“Currently forests and trees are the foundation and safety net of rural subsistence living, and have innate potential to contribute towards poverty alleviation and food security, while at the same time enhancing ecosystem services and mitigating and adapting to climate change,” he said.
He said since most of the dry areas that are agriculturally marginal were well endowed with trees and forests, it was imperative to integrate agriculture with sustainable forest management and agroforestry to improve food security and food availability particularly among the vulnerable communities living in these areas.
Mr Makombe said the project had transformed rural communities where more than 60 000 households have been provided with a source of income.
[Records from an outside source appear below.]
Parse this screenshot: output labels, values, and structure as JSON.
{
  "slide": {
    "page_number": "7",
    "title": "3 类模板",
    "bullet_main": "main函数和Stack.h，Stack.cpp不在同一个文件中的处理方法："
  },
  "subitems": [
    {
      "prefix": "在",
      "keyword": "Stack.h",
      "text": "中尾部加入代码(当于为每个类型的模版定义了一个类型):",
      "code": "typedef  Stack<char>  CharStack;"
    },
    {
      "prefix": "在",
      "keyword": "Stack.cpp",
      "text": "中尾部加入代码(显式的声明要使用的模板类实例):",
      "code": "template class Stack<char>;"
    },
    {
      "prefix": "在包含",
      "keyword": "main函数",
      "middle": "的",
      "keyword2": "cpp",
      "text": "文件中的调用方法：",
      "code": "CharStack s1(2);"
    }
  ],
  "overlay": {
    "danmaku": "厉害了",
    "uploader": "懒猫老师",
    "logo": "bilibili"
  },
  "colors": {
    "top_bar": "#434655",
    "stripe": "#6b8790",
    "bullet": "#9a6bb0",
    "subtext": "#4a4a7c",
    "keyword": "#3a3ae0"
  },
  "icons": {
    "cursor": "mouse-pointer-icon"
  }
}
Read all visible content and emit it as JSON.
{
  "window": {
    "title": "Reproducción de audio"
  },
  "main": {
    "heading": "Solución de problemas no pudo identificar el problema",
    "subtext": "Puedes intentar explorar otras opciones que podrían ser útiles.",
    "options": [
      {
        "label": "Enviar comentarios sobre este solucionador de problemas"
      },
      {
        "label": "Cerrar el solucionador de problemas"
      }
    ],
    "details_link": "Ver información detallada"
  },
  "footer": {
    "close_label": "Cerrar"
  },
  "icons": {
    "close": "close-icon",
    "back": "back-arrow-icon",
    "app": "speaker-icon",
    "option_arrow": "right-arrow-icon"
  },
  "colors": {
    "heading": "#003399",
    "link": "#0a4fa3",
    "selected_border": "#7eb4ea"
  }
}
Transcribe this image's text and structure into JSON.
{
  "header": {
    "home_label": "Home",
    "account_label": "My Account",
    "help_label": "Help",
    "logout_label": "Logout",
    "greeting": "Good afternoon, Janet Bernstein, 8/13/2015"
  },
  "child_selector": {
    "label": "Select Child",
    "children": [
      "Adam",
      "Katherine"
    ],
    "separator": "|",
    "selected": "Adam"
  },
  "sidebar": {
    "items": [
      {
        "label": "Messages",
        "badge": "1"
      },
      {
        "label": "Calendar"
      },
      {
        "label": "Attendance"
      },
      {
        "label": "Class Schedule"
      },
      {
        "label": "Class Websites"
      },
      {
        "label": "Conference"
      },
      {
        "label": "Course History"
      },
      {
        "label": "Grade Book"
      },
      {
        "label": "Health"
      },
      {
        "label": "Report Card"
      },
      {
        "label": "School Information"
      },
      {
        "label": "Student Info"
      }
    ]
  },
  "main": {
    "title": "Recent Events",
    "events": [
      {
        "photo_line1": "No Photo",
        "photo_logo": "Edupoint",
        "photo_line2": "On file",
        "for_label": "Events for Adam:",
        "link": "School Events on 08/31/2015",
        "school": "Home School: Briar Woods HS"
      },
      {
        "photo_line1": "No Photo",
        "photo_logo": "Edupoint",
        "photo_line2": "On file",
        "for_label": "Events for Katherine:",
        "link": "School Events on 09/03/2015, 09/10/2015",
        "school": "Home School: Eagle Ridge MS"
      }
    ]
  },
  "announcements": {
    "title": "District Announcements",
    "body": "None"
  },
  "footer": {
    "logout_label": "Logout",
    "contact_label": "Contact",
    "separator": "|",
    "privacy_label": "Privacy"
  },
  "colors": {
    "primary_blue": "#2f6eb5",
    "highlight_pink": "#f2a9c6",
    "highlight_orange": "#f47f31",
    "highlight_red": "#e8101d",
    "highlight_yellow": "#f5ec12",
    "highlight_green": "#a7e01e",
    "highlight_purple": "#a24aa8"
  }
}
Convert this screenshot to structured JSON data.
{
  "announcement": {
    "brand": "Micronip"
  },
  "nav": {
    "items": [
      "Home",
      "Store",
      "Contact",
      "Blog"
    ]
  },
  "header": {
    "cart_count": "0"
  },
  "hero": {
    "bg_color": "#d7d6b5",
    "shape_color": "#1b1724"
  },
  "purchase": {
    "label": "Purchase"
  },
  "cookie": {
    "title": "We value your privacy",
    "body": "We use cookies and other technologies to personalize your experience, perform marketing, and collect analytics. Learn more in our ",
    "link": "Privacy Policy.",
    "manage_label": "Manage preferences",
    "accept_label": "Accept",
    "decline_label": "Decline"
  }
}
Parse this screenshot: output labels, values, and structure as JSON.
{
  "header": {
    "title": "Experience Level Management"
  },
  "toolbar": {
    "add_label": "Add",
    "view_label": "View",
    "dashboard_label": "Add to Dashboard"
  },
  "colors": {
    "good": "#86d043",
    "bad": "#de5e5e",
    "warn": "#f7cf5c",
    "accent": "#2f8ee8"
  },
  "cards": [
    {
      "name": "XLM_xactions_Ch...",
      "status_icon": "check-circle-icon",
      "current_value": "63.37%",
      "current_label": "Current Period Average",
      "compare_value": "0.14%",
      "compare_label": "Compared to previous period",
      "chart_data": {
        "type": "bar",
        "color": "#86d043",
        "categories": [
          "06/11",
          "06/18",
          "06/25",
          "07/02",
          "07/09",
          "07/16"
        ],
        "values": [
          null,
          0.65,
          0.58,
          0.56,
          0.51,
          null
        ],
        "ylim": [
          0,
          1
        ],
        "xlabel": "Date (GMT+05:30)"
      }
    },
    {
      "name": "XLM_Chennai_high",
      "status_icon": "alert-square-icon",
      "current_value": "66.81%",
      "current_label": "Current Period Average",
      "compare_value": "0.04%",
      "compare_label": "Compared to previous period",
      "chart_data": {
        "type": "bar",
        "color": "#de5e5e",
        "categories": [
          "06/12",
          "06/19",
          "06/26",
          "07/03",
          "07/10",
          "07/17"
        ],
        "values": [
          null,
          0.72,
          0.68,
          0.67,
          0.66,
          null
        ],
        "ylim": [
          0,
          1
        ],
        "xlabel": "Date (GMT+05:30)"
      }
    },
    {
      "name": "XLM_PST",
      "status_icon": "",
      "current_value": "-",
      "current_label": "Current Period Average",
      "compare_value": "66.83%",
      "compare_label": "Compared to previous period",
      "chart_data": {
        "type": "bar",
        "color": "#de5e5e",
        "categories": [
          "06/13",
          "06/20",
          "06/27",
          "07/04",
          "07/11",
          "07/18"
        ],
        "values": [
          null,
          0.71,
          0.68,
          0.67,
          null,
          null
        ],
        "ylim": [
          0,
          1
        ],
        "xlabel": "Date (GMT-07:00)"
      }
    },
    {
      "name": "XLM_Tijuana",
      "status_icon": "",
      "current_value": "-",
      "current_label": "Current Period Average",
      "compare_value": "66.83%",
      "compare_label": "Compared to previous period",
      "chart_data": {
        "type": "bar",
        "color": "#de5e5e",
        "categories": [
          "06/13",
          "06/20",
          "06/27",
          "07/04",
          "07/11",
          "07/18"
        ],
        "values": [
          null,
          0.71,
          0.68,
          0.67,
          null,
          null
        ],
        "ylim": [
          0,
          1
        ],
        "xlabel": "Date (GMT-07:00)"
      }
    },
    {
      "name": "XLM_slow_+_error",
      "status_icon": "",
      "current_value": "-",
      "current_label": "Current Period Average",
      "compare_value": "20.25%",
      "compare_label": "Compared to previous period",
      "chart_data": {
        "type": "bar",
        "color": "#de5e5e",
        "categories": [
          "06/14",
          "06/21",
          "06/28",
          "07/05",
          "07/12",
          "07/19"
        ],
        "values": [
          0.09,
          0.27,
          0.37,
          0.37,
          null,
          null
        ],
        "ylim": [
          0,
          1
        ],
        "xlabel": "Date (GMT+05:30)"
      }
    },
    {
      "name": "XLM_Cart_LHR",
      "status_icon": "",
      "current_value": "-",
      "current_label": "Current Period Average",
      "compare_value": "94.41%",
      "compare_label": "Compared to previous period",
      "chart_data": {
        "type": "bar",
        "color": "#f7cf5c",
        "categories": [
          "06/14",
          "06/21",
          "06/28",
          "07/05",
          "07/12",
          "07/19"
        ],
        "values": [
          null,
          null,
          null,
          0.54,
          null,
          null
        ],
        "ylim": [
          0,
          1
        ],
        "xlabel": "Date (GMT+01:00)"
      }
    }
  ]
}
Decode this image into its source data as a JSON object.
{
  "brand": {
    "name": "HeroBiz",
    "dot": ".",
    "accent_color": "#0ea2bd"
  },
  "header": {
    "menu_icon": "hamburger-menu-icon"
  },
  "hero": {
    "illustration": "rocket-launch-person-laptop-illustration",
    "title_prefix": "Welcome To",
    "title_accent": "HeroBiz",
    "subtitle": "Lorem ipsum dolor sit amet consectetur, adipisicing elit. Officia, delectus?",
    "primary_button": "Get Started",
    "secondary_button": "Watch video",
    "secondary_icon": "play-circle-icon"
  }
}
“Existing forest based enterprises on honey production, marula oil extraction, baobab fruit processing, mopane worms packaging, etc are being strengthened and new ones being developed to high quality standards that will attract higher prices on the market and thus contributing to increased incomes for rural communities,” said Mr Makombe.
He said the project had already capacitated the farmers to produce by-products of honey such as wax, propolis and royal jelly, which would soon come on stream as appropriate equipment is made available to the beneficiaries.
However, he urged beneficiaries to refrain from environmental degradation as this would be against the spirit of the project.
“Interventions under the Forest Forces project are meant to complement whatever local communities are doing for sustenance of their livelihoods and this is done with due consideration of sustainability of the resources available to ensure that they are available today as well as in the future,” he said.
A bee farmer from ward 14 of Lupane who identified himself as Mr Mlala Ndlovu said the Forest Forces had helped him to combat hunger caused by persistent droughts.
“Value addition of honey is a lucrative business and through it I am able to cater for my extended family and send my children to school,” Mr Ndlovu said.
He was full of praise for FAO that helped him to exhibit at this year’s Zimbabwe International Trade Fair where he sold a lot of honey and made contacts with potential buyers.
The Forest Forces project is one of the various other interventions that FAO is undertaking in support of the Government.
FAO, working with the Government, has other interventions which include livestock, crop production and nutrition as well as irrigation among others.